But doing this, we'd know that quoin multiplier will never be more than about four times "expected" value, instead of being 10 or 20 times.  We would know that glitchen who have played a little while will have enough energy to take on crafting tasks without breaking them up into small batches.  We would know about how many skills someone would have before being expected to fully participate in the economy.

From the recent rebalancing of potions we know that the way Tiny Speck views the return on crafting is in terms of percentages of input materials.  They noted that they increased potions and tinctures to give 25% more value than the input procedures.  This is a flawed way to look at crafting, though.  Instead, a value should be assigned to what a second of crafting gets you.  Using the "percent increase" philosophy, if there was a cooking recipe that required two meat then it would output a good worth 25 currants.  Since all cooking takes one second, that would mean 5 currants are being produced per second.  If, however, there was another recipe that took 100 meat then it would give an output worth 1250, and we would be making 250 currants per second by making it.  The value per time of crafting would be determined by the skill level required to craft.

Which brings us to the last point, rearranging the skill tree.  Right now some skills give a lot more value than others and the prerequisites for skills are all over the map.  Also, in some cases the skill to process materials relies on having the skill to gather those materials (you can't refine without mining, for example).  That reduces the ability of glitchen to work together and reduces the interest in trade.

This post has already gotten very long, so I'll leave the details numerical explanations of what I mean by each thing to future posts.  When I've got all of it done I'll post in the ideas forum to let Tiny Speck know how to make everything better-than-perfect instantly.

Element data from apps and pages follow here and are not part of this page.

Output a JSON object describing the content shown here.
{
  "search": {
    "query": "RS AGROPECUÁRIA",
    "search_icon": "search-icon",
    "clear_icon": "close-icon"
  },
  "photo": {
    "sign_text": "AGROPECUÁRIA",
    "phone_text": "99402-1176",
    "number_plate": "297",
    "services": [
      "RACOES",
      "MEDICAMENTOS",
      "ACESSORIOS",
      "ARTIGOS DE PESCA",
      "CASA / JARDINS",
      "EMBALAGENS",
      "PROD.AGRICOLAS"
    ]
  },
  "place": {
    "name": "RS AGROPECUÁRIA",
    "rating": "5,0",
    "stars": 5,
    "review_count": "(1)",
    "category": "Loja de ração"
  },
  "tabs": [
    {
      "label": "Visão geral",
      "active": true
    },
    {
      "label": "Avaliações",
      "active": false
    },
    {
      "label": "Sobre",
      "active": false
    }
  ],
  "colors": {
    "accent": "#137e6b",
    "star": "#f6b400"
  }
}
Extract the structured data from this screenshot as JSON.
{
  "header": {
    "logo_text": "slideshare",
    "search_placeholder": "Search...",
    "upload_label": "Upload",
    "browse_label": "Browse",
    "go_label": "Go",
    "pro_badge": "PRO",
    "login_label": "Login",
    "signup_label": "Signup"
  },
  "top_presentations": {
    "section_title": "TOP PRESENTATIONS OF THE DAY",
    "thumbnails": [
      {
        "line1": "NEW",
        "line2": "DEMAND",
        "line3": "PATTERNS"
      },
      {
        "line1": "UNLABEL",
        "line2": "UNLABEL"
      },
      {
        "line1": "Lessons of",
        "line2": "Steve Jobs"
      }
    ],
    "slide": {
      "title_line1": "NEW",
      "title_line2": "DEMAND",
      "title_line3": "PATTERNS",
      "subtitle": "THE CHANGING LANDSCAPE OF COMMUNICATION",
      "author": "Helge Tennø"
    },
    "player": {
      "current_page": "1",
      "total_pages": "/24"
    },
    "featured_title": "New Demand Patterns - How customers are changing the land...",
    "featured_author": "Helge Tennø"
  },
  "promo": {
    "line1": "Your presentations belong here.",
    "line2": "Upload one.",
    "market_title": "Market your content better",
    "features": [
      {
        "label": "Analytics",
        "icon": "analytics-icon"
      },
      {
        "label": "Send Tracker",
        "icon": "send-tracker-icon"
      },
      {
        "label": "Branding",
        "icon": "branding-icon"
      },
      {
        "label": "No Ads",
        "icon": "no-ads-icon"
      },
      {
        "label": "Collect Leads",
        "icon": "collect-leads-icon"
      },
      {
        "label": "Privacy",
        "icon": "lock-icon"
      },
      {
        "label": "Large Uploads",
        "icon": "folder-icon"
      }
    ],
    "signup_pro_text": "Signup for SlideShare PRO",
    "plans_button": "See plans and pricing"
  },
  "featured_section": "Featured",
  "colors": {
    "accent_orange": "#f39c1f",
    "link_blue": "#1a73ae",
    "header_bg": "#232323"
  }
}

  1. Tiny Speck should hire you as their in-house statistician. All of these changes are really well thought out and go a long ways towards fixing this daunting rebalancing problem.

  2. I really worked to get to the full skill list and I would hate to have that taken away. I put a lot of time into the game, so why shouldn't there be a layer of content for the people who've put that sort of time and cash (I'm a moly subscriber for a while now too) into the game. Why does having some people in the game with higher levels cause a problem for newbies? If that's truly the case, then Glitch would always have a decreasing userbase since nobody would want to join after missing the first cohort. I don't think that's a true model of player behavior, but I'm interested in knowing how you came to that conclusion.

  3. I didn't mean to say that it's a simple matter of high level players making new players feel unwelcome. What would be unacceptable would be if players who played in the beta were given some kind of permanent advantage over players who didn't. Skills is a particular area of sensitivity because you get them without playing the game.

    Imagine, to use an extreme and bizarre example, that they decided to get rid of the arborology skills but left those who currently have them with them.

    On the other hand, if the perpetual state of the game is that everyone can have all the skills and all the upgrades then they have a problem with a player-to-player economy. Basically the economy will continue to be as it is now, largely one where the only trades are richer players buying from poorer ones (because we value currants less) or economically exploitative trades - where one player is buying for far less than they feel it is worth and the other player is selling only for the joy of selling. The joy of selling is a legitimate reason to sell but it's hard to expect that it will sustain a meaningful economy in the long run.

    If some people are good at animal kinship and others are good at mining then in makes sense to trade meat for sparkly (well, that will never make sense, but food for EHSP might).

    The solution I'm proposing would mean that you could continue to do everything if you wanted, but you would be less efficient overall than people who chose to really specialize in one thing.